** Source material follows **

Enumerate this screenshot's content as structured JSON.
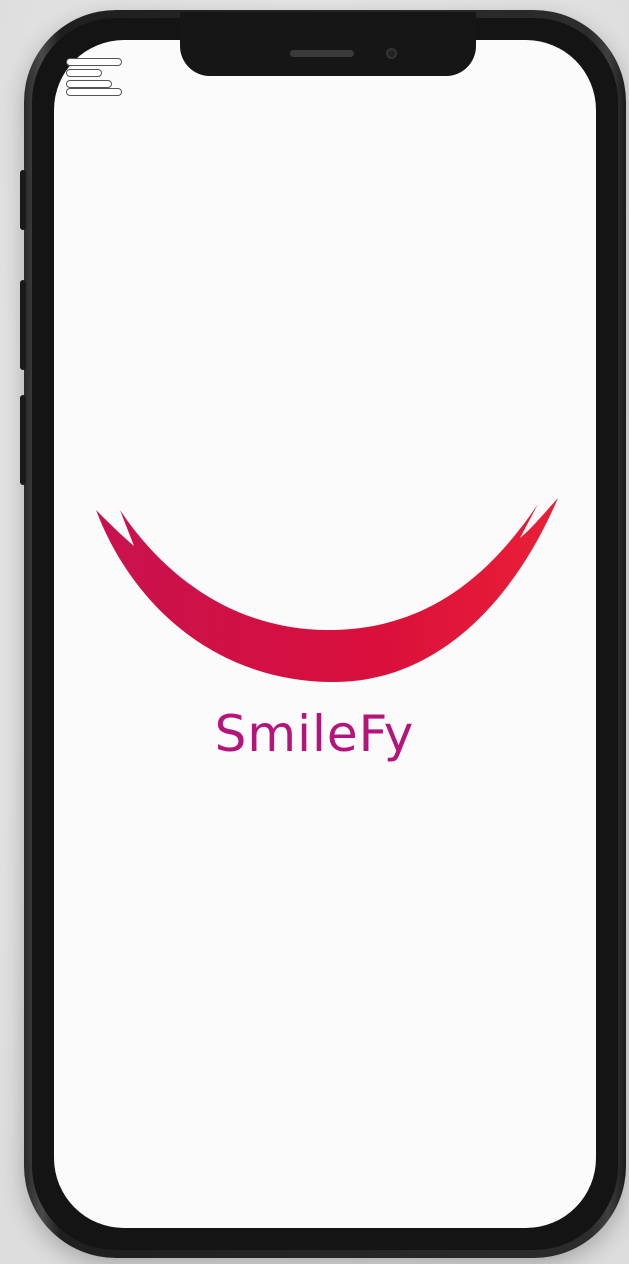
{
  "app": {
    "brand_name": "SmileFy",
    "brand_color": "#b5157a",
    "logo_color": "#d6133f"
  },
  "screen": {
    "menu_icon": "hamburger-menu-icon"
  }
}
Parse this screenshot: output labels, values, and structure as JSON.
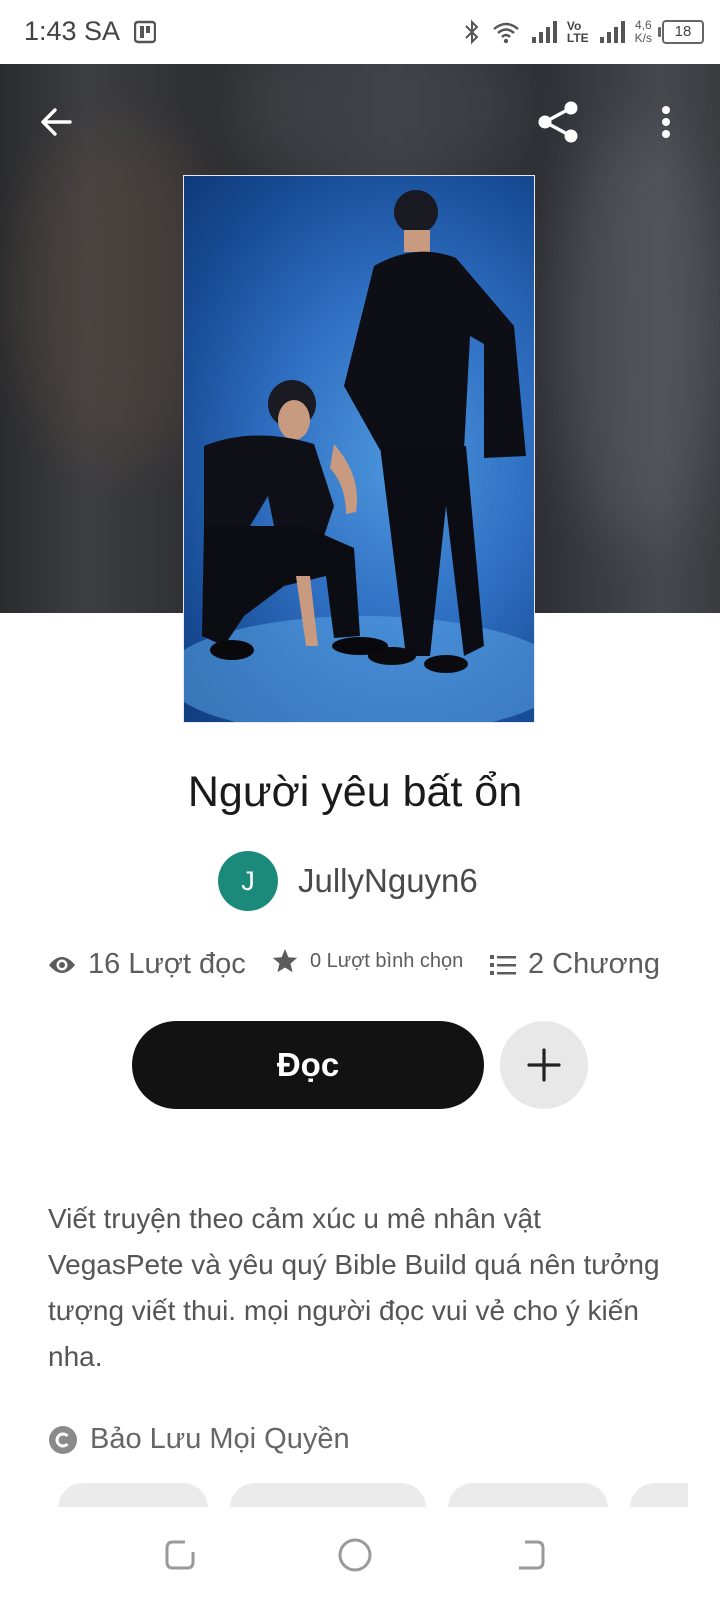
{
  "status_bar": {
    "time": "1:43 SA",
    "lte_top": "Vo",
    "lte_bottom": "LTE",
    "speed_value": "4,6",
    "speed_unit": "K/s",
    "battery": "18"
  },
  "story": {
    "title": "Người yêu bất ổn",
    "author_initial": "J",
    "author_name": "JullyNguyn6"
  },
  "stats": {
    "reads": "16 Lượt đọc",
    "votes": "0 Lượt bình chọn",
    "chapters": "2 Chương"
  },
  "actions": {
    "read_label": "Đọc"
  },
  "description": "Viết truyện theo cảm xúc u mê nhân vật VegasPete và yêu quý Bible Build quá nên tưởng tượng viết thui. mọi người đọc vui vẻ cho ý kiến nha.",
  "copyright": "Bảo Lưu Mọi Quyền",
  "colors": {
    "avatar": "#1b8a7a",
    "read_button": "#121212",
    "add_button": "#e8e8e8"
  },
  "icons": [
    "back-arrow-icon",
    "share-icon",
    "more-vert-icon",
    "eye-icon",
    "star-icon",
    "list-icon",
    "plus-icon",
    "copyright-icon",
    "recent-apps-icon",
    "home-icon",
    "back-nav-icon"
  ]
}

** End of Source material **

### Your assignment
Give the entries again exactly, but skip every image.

### Response to the task
Enumerate this screenshot's content as structured JSON.
{
  "app": {
    "brand_name": "SmileFy",
    "brand_color": "#b5157a",
    "logo_color": "#d6133f"
  },
  "screen": {
    "menu_icon": "hamburger-menu-icon"
  }
}
Parse this screenshot: output labels, values, and structure as JSON.
{
  "status_bar": {
    "time": "1:43 SA",
    "lte_top": "Vo",
    "lte_bottom": "LTE",
    "speed_value": "4,6",
    "speed_unit": "K/s",
    "battery": "18"
  },
  "story": {
    "title": "Người yêu bất ổn",
    "author_initial": "J",
    "author_name": "JullyNguyn6"
  },
  "stats": {
    "reads": "16 Lượt đọc",
    "votes": "0 Lượt bình chọn",
    "chapters": "2 Chương"
  },
  "actions": {
    "read_label": "Đọc"
  },
  "description": "Viết truyện theo cảm xúc u mê nhân vật VegasPete và yêu quý Bible Build quá nên tưởng tượng viết thui. mọi người đọc vui vẻ cho ý kiến nha.",
  "copyright": "Bảo Lưu Mọi Quyền",
  "colors": {
    "avatar": "#1b8a7a",
    "read_button": "#121212",
    "add_button": "#e8e8e8"
  },
  "icons": [
    "back-arrow-icon",
    "share-icon",
    "more-vert-icon",
    "eye-icon",
    "star-icon",
    "list-icon",
    "plus-icon",
    "copyright-icon",
    "recent-apps-icon",
    "home-icon",
    "back-nav-icon"
  ]
}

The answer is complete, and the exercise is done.